===== The data =====

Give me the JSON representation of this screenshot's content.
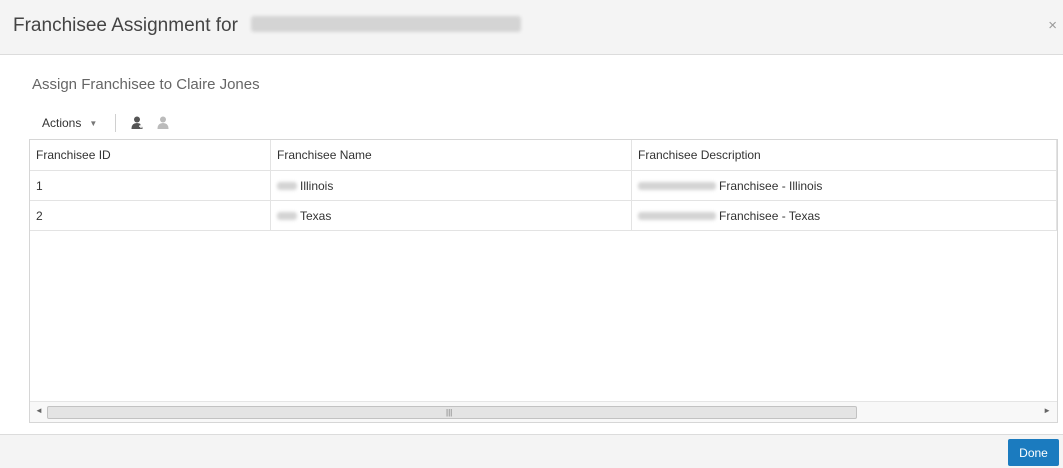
{
  "dialog": {
    "title": "Franchisee Assignment for",
    "close_label": "×"
  },
  "subtitle": "Assign Franchisee to Claire Jones",
  "toolbar": {
    "actions_label": "Actions",
    "actions_caret": "▼",
    "icons": [
      "assign-user-icon",
      "unassign-user-icon"
    ]
  },
  "table": {
    "columns": [
      "Franchisee ID",
      "Franchisee Name",
      "Franchisee Description"
    ],
    "rows": [
      {
        "id": "1",
        "name": "Illinois",
        "description": "Franchisee - Illinois"
      },
      {
        "id": "2",
        "name": "Texas",
        "description": "Franchisee - Texas"
      }
    ]
  },
  "scrollbar": {
    "left_arrow": "◄",
    "right_arrow": "►",
    "grip": "|||"
  },
  "footer": {
    "done_label": "Done"
  },
  "colors": {
    "primary_button": "#1b7bbf",
    "header_bg": "#f4f4f4"
  }
}
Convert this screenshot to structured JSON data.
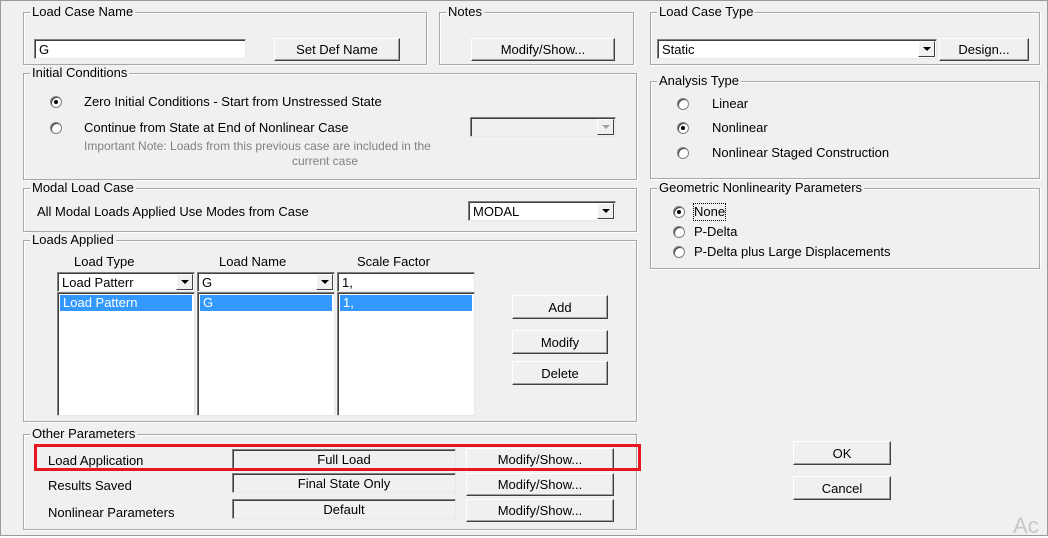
{
  "load_case_name": {
    "title": "Load Case Name",
    "value": "G",
    "set_def_name_label": "Set Def Name"
  },
  "notes": {
    "title": "Notes",
    "modify_show_label": "Modify/Show..."
  },
  "load_case_type": {
    "title": "Load Case Type",
    "value": "Static",
    "design_label": "Design..."
  },
  "initial_conditions": {
    "title": "Initial Conditions",
    "option_zero": "Zero Initial Conditions - Start from Unstressed State",
    "option_continue": "Continue from State at End of Nonlinear Case",
    "note_line1": "Important Note:  Loads from this previous case are included in the",
    "note_line2": "current case"
  },
  "analysis_type": {
    "title": "Analysis Type",
    "options": [
      "Linear",
      "Nonlinear",
      "Nonlinear Staged Construction"
    ],
    "selected": "Nonlinear"
  },
  "modal_load_case": {
    "title": "Modal Load Case",
    "label": "All Modal Loads Applied Use Modes from Case",
    "value": "MODAL"
  },
  "geometric_nonlinearity": {
    "title": "Geometric Nonlinearity Parameters",
    "options": [
      "None",
      "P-Delta",
      "P-Delta plus Large Displacements"
    ],
    "selected": "None"
  },
  "loads_applied": {
    "title": "Loads Applied",
    "headers": [
      "Load Type",
      "Load Name",
      "Scale Factor"
    ],
    "edit_row": [
      "Load Patterr",
      "G",
      "1,"
    ],
    "rows": [
      [
        "Load Pattern",
        "G",
        "1,"
      ]
    ],
    "add_label": "Add",
    "modify_label": "Modify",
    "delete_label": "Delete"
  },
  "other_parameters": {
    "title": "Other Parameters",
    "rows": [
      {
        "label": "Load Application",
        "value": "Full Load",
        "button": "Modify/Show..."
      },
      {
        "label": "Results Saved",
        "value": "Final State Only",
        "button": "Modify/Show..."
      },
      {
        "label": "Nonlinear Parameters",
        "value": "Default",
        "button": "Modify/Show..."
      }
    ]
  },
  "ok_label": "OK",
  "cancel_label": "Cancel",
  "watermark": "Ac",
  "colors": {
    "highlight": "#e8171f",
    "selection": "#3399ff",
    "dialog_bg": "#f0f0f0"
  }
}
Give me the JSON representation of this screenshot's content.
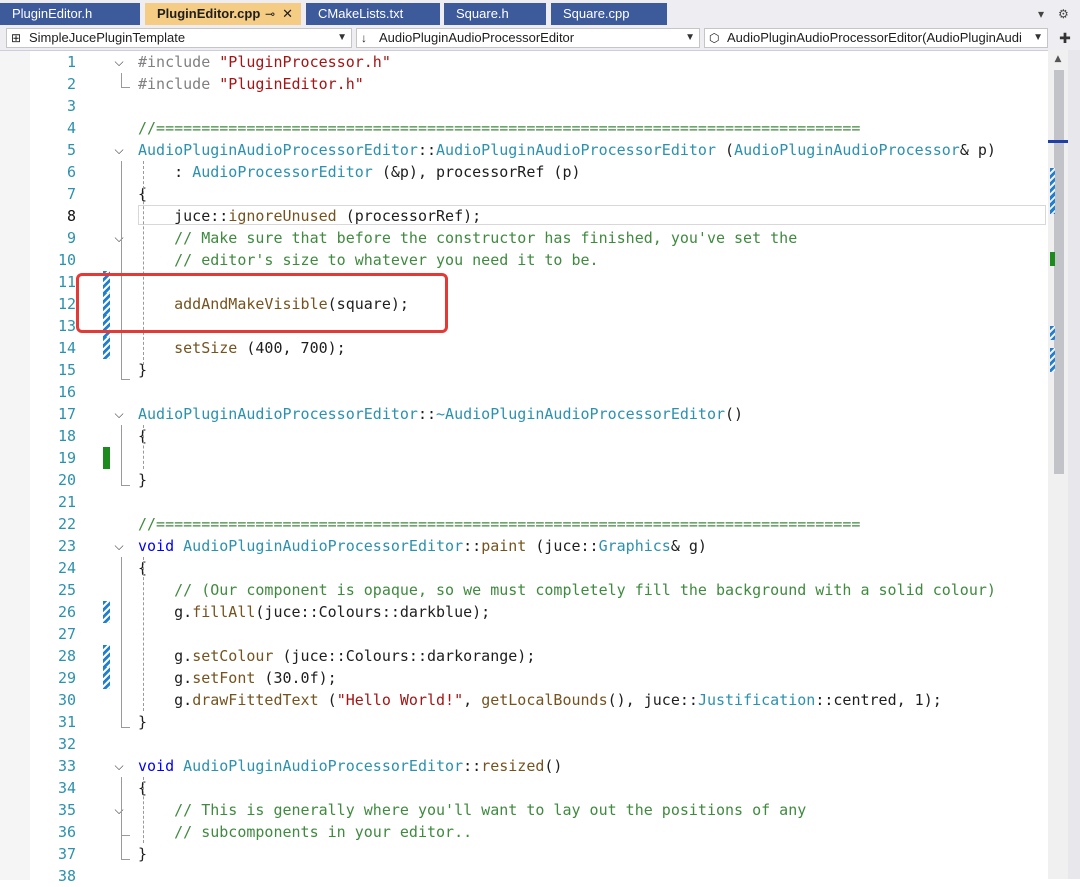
{
  "tabs": [
    {
      "label": "PluginEditor.h",
      "active": false
    },
    {
      "label": "PluginEditor.cpp",
      "active": true,
      "pin": "⊸",
      "close": "✕"
    },
    {
      "label": "CMakeLists.txt",
      "active": false
    },
    {
      "label": "Square.h",
      "active": false
    },
    {
      "label": "Square.cpp",
      "active": false
    }
  ],
  "tab_controls": {
    "dropdown": "▾",
    "settings": "⚙"
  },
  "navbar": {
    "project": "SimpleJucePluginTemplate",
    "scope": "AudioPluginAudioProcessorEditor",
    "member": "AudioPluginAudioProcessorEditor(AudioPluginAudi",
    "split": "✚"
  },
  "icons": {
    "project": "project-icon",
    "scope": "down-arrow-icon",
    "member": "method-cube-icon",
    "split": "split-window-icon"
  },
  "colors": {
    "tab_inactive": "#3d5a9a",
    "tab_active": "#f5cc84",
    "highlight": "#e53935",
    "change_saved": "#1c8a1c",
    "change_unsaved": "#1f7fd0"
  },
  "editor": {
    "current_line": 8,
    "lines": [
      {
        "n": "1",
        "t": "#include \"PluginProcessor.h\""
      },
      {
        "n": "2",
        "t": "#include \"PluginEditor.h\""
      },
      {
        "n": "3",
        "t": ""
      },
      {
        "n": "4",
        "t": "//=============================================================================="
      },
      {
        "n": "5",
        "t": "AudioPluginAudioProcessorEditor::AudioPluginAudioProcessorEditor (AudioPluginAudioProcessor& p)"
      },
      {
        "n": "6",
        "t": "    : AudioProcessorEditor (&p), processorRef (p)"
      },
      {
        "n": "7",
        "t": "{"
      },
      {
        "n": "8",
        "t": "    juce::ignoreUnused (processorRef);"
      },
      {
        "n": "9",
        "t": "    // Make sure that before the constructor has finished, you've set the"
      },
      {
        "n": "10",
        "t": "    // editor's size to whatever you need it to be."
      },
      {
        "n": "11",
        "t": ""
      },
      {
        "n": "12",
        "t": "    addAndMakeVisible(square);"
      },
      {
        "n": "13",
        "t": ""
      },
      {
        "n": "14",
        "t": "    setSize (400, 700);"
      },
      {
        "n": "15",
        "t": "}"
      },
      {
        "n": "16",
        "t": ""
      },
      {
        "n": "17",
        "t": "AudioPluginAudioProcessorEditor::~AudioPluginAudioProcessorEditor()"
      },
      {
        "n": "18",
        "t": "{"
      },
      {
        "n": "19",
        "t": ""
      },
      {
        "n": "20",
        "t": "}"
      },
      {
        "n": "21",
        "t": ""
      },
      {
        "n": "22",
        "t": "//=============================================================================="
      },
      {
        "n": "23",
        "t": "void AudioPluginAudioProcessorEditor::paint (juce::Graphics& g)"
      },
      {
        "n": "24",
        "t": "{"
      },
      {
        "n": "25",
        "t": "    // (Our component is opaque, so we must completely fill the background with a solid colour)"
      },
      {
        "n": "26",
        "t": "    g.fillAll(juce::Colours::darkblue);"
      },
      {
        "n": "27",
        "t": ""
      },
      {
        "n": "28",
        "t": "    g.setColour (juce::Colours::darkorange);"
      },
      {
        "n": "29",
        "t": "    g.setFont (30.0f);"
      },
      {
        "n": "30",
        "t": "    g.drawFittedText (\"Hello World!\", getLocalBounds(), juce::Justification::centred, 1);"
      },
      {
        "n": "31",
        "t": "}"
      },
      {
        "n": "32",
        "t": ""
      },
      {
        "n": "33",
        "t": "void AudioPluginAudioProcessorEditor::resized()"
      },
      {
        "n": "34",
        "t": "{"
      },
      {
        "n": "35",
        "t": "    // This is generally where you'll want to lay out the positions of any"
      },
      {
        "n": "36",
        "t": "    // subcomponents in your editor.."
      },
      {
        "n": "37",
        "t": "}"
      },
      {
        "n": "38",
        "t": ""
      }
    ]
  }
}
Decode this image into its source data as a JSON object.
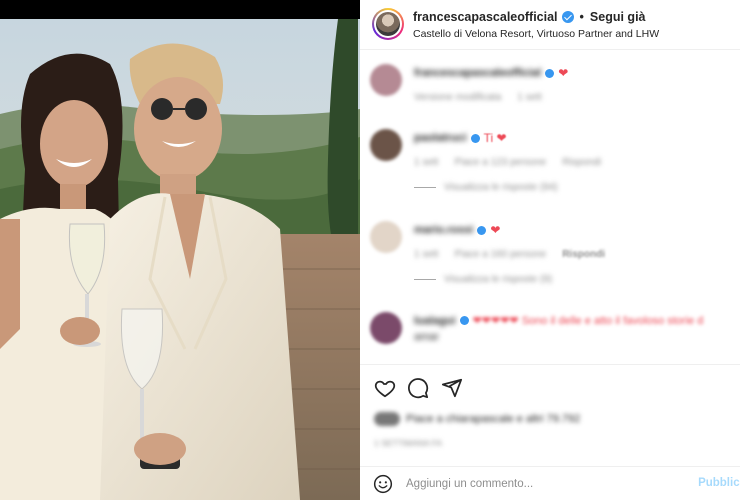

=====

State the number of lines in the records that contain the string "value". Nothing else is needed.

6